• WORK INSTRUCTION:
What is needed is a word-for-word restatement of all the entries.

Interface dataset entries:
╔══

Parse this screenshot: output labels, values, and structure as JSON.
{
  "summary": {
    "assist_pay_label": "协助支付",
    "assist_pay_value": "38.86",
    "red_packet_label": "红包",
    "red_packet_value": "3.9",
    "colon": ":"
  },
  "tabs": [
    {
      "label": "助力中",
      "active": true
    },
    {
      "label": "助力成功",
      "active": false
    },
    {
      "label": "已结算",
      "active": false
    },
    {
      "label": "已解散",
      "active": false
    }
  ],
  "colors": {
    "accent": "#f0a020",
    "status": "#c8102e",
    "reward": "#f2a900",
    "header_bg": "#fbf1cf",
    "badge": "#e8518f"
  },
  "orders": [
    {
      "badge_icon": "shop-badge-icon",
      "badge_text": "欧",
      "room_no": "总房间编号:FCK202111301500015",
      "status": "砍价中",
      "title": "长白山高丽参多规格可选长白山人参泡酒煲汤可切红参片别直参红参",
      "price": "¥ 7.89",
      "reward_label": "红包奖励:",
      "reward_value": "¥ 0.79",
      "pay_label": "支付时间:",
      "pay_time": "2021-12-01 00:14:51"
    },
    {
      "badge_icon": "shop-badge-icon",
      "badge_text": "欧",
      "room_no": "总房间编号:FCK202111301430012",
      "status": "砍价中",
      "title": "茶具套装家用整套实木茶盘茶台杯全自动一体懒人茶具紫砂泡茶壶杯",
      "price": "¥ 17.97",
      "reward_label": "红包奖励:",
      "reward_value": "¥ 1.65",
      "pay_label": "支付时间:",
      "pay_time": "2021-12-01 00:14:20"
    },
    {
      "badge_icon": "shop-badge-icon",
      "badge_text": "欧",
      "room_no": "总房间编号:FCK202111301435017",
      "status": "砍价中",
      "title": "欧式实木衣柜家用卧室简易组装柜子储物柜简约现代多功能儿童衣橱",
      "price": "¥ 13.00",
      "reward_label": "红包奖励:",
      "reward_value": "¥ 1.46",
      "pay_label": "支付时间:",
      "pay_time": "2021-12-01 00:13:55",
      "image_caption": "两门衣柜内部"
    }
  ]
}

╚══

• RESPONSE AREA:
Parse this screenshot: output labels, values, and structure as JSON.
{
  "summary": {
    "assist_pay_label": "协助支付",
    "assist_pay_value": "38.86",
    "red_packet_label": "红包",
    "red_packet_value": "3.9",
    "colon": ":"
  },
  "tabs": [
    {
      "label": "助力中",
      "active": true
    },
    {
      "label": "助力成功",
      "active": false
    },
    {
      "label": "已结算",
      "active": false
    },
    {
      "label": "已解散",
      "active": false
    }
  ],
  "colors": {
    "accent": "#f0a020",
    "status": "#c8102e",
    "reward": "#f2a900",
    "header_bg": "#fbf1cf",
    "badge": "#e8518f"
  },
  "orders": [
    {
      "badge_icon": "shop-badge-icon",
      "badge_text": "欧",
      "room_no": "总房间编号:FCK202111301500015",
      "status": "砍价中",
      "title": "长白山高丽参多规格可选长白山人参泡酒煲汤可切红参片别直参红参",
      "price": "¥ 7.89",
      "reward_label": "红包奖励:",
      "reward_value": "¥ 0.79",
      "pay_label": "支付时间:",
      "pay_time": "2021-12-01 00:14:51"
    },
    {
      "badge_icon": "shop-badge-icon",
      "badge_text": "欧",
      "room_no": "总房间编号:FCK202111301430012",
      "status": "砍价中",
      "title": "茶具套装家用整套实木茶盘茶台杯全自动一体懒人茶具紫砂泡茶壶杯",
      "price": "¥ 17.97",
      "reward_label": "红包奖励:",
      "reward_value": "¥ 1.65",
      "pay_label": "支付时间:",
      "pay_time": "2021-12-01 00:14:20"
    },
    {
      "badge_icon": "shop-badge-icon",
      "badge_text": "欧",
      "room_no": "总房间编号:FCK202111301435017",
      "status": "砍价中",
      "title": "欧式实木衣柜家用卧室简易组装柜子储物柜简约现代多功能儿童衣橱",
      "price": "¥ 13.00",
      "reward_label": "红包奖励:",
      "reward_value": "¥ 1.46",
      "pay_label": "支付时间:",
      "pay_time": "2021-12-01 00:13:55",
      "image_caption": "两门衣柜内部"
    }
  ]
}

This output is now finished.